WHAT TO WORK ON
Within the data that follows, tally every line containing "kind". Provide only the tally.

○ ○ ○ ○

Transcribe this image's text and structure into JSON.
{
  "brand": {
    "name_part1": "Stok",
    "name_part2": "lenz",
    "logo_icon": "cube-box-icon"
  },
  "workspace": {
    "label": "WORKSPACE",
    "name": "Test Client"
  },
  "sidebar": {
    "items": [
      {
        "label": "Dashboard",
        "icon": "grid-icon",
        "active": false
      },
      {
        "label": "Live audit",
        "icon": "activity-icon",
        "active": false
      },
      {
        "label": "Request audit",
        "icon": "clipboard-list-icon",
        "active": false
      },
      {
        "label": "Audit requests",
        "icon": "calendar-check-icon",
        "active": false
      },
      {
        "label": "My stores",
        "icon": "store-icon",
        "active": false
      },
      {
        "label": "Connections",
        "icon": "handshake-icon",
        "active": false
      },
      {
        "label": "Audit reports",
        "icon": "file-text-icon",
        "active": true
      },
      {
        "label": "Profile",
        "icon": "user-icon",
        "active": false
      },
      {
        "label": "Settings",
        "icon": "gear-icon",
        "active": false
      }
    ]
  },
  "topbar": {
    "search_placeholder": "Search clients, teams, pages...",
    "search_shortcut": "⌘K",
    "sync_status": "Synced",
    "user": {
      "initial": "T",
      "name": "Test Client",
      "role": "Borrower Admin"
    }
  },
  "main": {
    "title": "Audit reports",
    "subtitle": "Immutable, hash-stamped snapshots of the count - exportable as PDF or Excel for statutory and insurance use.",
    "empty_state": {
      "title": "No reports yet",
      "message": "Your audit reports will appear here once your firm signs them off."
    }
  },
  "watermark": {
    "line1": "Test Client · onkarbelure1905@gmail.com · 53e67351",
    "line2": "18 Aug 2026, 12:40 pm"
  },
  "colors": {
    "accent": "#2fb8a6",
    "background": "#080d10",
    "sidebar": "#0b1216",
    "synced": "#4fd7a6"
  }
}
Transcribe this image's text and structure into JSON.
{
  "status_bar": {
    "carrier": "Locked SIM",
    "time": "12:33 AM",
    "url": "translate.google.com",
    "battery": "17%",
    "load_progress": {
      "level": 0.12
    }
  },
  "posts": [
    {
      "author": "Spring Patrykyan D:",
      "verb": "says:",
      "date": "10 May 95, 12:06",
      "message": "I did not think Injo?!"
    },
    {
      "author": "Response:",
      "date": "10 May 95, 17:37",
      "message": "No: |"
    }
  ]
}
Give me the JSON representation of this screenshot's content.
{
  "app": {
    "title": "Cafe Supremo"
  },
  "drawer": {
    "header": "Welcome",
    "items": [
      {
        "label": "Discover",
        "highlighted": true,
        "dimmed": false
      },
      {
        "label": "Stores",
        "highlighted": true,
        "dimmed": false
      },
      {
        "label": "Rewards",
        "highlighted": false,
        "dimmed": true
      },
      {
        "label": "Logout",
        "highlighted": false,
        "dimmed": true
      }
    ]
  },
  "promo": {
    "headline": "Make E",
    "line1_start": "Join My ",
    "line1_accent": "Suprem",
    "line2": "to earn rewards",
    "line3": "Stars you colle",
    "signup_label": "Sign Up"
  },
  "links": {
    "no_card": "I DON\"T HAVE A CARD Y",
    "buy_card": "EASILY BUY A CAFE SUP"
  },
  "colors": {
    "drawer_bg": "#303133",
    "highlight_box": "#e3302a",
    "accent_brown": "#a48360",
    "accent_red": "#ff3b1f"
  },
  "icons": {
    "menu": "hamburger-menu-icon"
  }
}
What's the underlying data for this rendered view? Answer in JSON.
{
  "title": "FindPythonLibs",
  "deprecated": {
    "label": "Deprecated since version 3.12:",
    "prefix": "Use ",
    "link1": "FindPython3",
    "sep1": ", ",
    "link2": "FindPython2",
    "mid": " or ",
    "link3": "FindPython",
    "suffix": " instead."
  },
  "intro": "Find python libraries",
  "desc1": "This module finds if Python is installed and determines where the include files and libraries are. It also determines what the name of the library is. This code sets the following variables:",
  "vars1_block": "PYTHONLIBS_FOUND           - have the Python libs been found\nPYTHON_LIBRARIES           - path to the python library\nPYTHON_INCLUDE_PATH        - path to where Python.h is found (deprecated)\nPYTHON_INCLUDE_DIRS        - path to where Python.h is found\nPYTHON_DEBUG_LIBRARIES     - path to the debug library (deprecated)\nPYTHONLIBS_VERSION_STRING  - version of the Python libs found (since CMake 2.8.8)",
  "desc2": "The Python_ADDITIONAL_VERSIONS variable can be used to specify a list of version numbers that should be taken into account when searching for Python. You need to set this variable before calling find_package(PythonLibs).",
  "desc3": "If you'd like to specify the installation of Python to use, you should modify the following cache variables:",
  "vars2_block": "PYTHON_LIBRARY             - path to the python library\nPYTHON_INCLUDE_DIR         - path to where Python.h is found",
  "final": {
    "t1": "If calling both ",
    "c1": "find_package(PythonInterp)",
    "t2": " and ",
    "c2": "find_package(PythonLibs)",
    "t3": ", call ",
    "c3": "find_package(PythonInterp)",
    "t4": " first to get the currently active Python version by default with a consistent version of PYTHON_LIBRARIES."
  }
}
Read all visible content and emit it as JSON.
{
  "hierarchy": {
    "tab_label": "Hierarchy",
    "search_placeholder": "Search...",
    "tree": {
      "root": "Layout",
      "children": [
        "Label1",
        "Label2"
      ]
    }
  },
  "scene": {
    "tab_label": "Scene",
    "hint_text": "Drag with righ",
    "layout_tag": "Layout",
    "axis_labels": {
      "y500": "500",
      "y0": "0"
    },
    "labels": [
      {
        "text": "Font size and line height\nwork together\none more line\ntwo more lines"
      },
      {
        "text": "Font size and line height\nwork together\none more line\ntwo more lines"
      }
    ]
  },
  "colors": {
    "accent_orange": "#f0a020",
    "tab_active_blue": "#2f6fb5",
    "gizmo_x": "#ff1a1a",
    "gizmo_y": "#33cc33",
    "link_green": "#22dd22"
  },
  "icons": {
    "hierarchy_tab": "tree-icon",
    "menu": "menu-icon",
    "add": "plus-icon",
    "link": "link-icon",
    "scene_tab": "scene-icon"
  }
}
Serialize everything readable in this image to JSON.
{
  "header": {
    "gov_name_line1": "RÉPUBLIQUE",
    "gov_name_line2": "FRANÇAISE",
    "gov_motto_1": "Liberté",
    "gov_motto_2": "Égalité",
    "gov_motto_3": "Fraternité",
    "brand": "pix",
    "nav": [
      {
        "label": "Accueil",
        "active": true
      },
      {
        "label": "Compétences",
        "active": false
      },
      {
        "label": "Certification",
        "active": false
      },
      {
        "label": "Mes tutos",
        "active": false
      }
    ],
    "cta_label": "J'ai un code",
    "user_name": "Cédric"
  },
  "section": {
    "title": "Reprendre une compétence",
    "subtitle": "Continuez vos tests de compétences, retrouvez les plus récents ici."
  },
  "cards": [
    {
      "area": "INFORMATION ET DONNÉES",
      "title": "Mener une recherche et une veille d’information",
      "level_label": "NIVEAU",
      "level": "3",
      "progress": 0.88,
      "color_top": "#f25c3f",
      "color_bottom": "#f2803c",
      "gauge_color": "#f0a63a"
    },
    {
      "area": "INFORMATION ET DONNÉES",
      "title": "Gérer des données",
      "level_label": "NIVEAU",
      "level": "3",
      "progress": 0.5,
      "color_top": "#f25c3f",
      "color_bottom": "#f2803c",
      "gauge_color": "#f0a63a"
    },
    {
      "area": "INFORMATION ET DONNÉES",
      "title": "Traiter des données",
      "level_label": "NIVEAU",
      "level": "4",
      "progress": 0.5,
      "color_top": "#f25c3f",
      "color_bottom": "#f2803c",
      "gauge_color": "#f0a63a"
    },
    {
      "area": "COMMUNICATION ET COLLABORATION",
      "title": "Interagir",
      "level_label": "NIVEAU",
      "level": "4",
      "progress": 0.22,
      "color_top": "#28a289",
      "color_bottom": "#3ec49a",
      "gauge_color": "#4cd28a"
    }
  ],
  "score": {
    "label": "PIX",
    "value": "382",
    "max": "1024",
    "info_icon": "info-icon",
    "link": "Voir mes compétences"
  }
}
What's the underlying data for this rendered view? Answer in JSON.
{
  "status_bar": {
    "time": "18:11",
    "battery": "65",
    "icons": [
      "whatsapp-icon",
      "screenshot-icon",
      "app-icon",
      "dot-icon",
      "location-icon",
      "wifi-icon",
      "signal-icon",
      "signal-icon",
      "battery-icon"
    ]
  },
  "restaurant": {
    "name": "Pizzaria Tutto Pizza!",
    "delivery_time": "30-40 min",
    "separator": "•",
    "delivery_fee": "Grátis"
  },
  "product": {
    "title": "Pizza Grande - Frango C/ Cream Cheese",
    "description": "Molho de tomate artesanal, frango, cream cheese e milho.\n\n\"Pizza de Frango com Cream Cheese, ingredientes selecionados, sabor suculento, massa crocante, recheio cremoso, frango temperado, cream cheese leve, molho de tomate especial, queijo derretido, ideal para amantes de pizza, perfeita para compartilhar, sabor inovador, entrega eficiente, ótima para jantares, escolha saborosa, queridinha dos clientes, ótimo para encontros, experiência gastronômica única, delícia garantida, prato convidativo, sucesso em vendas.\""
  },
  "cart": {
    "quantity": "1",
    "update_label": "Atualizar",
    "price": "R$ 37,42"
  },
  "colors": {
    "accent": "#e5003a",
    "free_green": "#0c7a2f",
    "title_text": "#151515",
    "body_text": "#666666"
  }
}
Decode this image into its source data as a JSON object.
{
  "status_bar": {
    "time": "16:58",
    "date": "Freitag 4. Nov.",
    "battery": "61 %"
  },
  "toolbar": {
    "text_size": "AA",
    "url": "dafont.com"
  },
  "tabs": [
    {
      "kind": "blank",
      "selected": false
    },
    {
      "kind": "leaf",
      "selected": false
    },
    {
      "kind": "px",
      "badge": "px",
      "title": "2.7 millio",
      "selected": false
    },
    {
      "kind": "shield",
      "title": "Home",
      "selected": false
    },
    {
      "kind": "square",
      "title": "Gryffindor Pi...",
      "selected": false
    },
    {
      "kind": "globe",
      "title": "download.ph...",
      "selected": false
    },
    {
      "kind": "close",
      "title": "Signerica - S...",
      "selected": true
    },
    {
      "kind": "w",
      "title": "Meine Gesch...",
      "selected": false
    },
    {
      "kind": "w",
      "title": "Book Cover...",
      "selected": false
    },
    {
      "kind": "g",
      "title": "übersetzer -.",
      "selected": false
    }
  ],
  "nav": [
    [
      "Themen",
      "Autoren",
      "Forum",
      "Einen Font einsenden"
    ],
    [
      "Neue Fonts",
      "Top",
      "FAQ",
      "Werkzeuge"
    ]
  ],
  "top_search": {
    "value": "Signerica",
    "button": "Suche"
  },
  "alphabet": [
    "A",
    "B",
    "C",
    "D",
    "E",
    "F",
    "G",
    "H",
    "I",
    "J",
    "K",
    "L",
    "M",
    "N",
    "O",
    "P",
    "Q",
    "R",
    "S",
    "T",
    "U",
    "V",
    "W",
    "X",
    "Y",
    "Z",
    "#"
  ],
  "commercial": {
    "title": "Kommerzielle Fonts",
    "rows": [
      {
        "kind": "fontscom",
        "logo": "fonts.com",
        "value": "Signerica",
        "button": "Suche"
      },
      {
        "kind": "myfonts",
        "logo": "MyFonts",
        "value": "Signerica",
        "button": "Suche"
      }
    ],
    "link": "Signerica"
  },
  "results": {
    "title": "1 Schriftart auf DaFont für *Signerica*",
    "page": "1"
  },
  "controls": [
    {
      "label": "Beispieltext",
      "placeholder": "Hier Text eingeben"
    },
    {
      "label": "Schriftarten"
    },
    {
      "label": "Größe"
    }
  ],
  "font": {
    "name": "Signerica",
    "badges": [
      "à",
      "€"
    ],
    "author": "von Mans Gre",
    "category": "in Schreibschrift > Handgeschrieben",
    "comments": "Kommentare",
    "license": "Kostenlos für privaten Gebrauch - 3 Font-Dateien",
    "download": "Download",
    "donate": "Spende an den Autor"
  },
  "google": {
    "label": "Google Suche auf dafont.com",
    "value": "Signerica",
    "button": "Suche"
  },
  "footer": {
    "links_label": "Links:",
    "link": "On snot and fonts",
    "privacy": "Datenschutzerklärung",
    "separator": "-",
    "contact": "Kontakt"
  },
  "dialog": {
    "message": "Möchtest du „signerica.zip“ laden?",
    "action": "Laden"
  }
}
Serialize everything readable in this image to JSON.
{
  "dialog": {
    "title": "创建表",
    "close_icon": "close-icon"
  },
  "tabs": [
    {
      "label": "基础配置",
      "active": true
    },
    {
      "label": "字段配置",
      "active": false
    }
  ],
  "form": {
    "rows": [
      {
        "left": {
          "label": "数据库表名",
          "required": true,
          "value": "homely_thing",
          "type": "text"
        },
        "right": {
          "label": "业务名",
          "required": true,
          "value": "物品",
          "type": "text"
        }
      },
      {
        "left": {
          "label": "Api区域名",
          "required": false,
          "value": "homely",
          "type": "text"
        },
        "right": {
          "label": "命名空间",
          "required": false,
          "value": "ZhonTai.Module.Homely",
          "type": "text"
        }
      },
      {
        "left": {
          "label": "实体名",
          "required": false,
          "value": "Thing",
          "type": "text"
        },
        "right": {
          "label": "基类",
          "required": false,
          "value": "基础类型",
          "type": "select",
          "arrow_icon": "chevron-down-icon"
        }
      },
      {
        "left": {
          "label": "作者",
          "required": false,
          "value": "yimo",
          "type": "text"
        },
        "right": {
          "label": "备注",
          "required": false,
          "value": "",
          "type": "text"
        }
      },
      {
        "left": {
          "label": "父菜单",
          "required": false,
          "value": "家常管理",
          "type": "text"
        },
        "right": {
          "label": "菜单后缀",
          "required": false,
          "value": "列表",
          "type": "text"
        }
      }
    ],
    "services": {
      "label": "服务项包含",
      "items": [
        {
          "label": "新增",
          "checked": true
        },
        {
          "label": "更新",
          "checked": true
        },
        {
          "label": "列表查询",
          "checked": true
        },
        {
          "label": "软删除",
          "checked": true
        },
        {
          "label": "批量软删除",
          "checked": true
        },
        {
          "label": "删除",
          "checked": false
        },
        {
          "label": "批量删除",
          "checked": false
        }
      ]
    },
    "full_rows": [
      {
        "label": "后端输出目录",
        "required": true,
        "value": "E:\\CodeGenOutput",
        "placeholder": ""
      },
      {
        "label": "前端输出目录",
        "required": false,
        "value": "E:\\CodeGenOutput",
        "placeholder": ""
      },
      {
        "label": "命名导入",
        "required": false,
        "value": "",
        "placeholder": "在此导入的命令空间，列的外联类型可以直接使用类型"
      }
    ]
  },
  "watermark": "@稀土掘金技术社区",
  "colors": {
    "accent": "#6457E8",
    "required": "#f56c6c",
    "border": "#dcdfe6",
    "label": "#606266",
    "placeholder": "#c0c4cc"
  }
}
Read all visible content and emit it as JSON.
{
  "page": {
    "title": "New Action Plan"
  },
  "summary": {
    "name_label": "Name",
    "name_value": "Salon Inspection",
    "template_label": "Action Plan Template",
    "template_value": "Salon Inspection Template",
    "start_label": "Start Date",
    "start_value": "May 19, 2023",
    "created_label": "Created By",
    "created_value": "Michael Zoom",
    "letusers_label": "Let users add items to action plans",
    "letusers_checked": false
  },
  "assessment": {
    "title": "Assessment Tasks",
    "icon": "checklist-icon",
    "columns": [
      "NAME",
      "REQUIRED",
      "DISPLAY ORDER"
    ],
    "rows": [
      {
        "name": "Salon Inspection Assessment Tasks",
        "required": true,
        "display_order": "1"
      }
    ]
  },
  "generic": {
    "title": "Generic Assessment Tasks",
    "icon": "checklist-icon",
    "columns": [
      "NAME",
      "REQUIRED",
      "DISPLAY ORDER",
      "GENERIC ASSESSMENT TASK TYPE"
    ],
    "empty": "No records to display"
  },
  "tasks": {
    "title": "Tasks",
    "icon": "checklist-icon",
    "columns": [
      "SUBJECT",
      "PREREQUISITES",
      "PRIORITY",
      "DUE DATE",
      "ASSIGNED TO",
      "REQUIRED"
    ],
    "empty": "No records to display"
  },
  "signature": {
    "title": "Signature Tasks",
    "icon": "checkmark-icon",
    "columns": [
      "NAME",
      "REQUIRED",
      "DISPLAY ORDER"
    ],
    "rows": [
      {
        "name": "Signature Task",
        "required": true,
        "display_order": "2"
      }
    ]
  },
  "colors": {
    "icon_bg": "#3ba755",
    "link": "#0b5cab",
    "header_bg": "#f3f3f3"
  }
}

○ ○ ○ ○

SOLUTION TO THIS PROBLEM
12